[ACTION ITEM]: Look through the data that follows and copy each line with the string "Temperature".

Web page and app entries
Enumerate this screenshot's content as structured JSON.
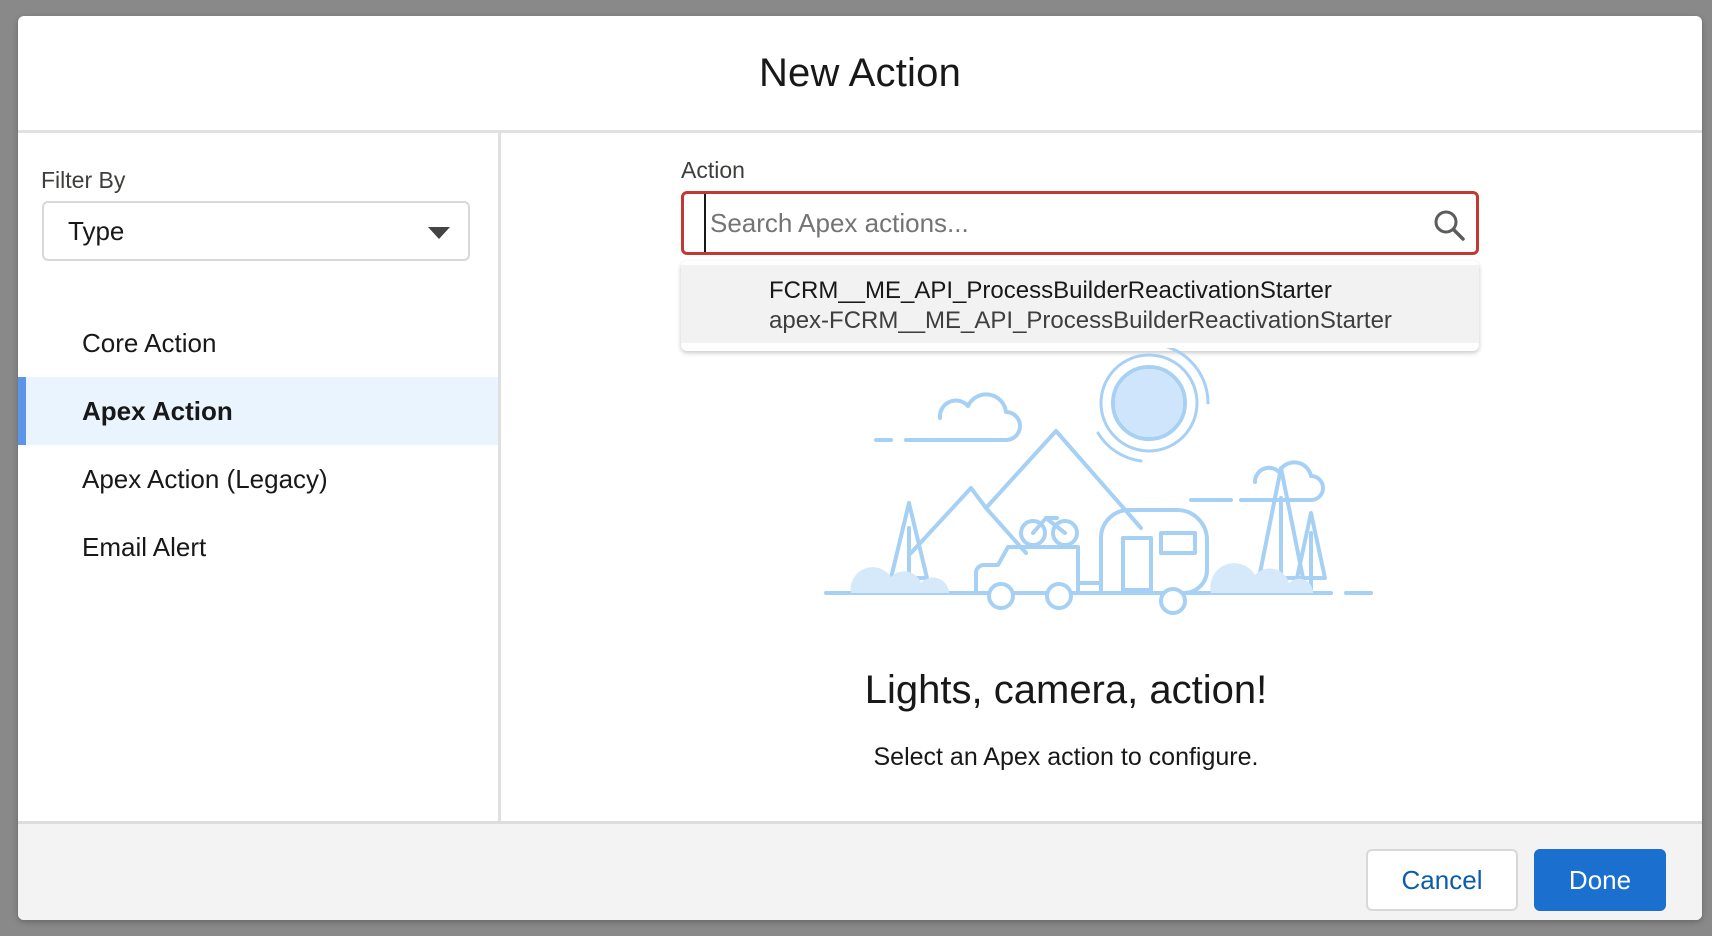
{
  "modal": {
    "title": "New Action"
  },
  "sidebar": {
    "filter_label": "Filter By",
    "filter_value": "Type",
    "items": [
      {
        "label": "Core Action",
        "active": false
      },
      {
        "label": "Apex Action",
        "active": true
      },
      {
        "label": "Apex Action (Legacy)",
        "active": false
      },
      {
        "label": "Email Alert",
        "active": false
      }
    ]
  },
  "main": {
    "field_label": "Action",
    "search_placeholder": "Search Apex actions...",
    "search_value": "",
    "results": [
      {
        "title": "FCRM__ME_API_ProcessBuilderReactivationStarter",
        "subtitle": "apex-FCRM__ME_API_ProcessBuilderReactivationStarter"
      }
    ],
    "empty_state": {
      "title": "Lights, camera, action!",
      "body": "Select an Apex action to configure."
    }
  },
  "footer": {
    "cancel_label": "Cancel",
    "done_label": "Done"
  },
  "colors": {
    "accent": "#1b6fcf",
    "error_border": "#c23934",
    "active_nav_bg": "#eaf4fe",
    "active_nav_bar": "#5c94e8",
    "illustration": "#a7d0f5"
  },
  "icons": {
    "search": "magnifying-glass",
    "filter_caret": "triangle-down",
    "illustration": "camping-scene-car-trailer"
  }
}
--
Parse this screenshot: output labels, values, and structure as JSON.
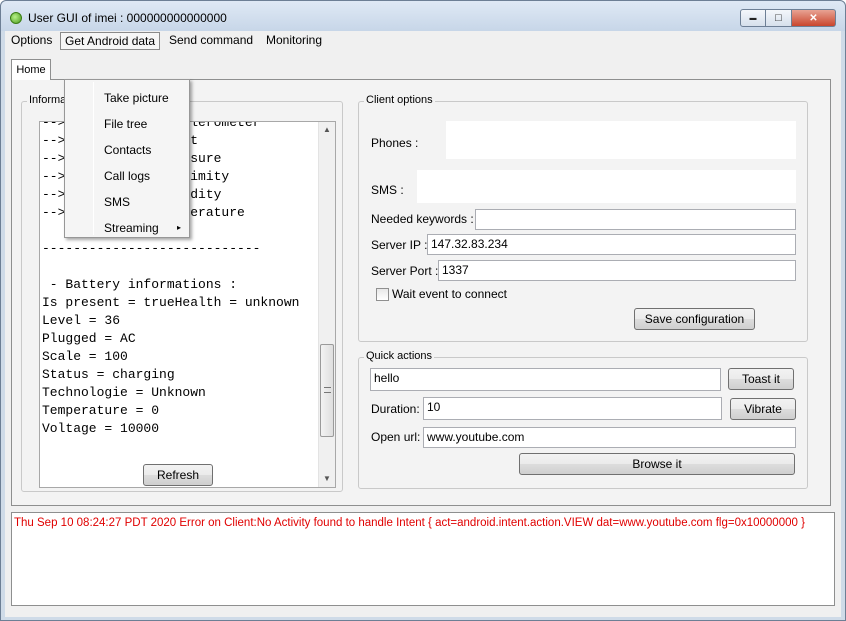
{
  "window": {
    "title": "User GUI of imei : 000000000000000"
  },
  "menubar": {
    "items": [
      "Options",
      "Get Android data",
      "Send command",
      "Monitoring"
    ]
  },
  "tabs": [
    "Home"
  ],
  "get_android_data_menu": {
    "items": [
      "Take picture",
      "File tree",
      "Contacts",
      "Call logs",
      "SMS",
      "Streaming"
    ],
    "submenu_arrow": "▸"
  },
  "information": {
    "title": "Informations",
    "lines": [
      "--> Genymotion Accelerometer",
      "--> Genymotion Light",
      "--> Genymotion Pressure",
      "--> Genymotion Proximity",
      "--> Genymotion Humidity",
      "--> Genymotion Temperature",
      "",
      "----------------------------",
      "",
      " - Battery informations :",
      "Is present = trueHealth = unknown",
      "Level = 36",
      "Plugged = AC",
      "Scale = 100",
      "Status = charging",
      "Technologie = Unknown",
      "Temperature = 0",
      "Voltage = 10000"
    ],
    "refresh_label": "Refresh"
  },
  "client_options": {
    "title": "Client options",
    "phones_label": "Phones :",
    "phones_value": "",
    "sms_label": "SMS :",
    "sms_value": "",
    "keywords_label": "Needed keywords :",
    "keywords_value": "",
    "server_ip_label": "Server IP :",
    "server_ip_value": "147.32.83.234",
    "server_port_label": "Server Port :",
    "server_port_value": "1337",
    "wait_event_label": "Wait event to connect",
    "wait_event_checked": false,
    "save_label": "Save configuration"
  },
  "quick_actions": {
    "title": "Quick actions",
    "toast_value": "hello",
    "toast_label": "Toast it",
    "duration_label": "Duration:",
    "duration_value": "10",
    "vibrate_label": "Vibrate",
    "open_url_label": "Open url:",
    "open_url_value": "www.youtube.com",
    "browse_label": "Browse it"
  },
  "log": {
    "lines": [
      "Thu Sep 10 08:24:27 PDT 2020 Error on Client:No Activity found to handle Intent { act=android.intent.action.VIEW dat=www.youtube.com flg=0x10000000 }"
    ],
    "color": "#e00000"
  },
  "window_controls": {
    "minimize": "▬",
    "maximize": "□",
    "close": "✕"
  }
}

[SOLUTION FOR THIS PROBLEM]:
      "--> Genymotion Temperature",
      "Temperature = 0",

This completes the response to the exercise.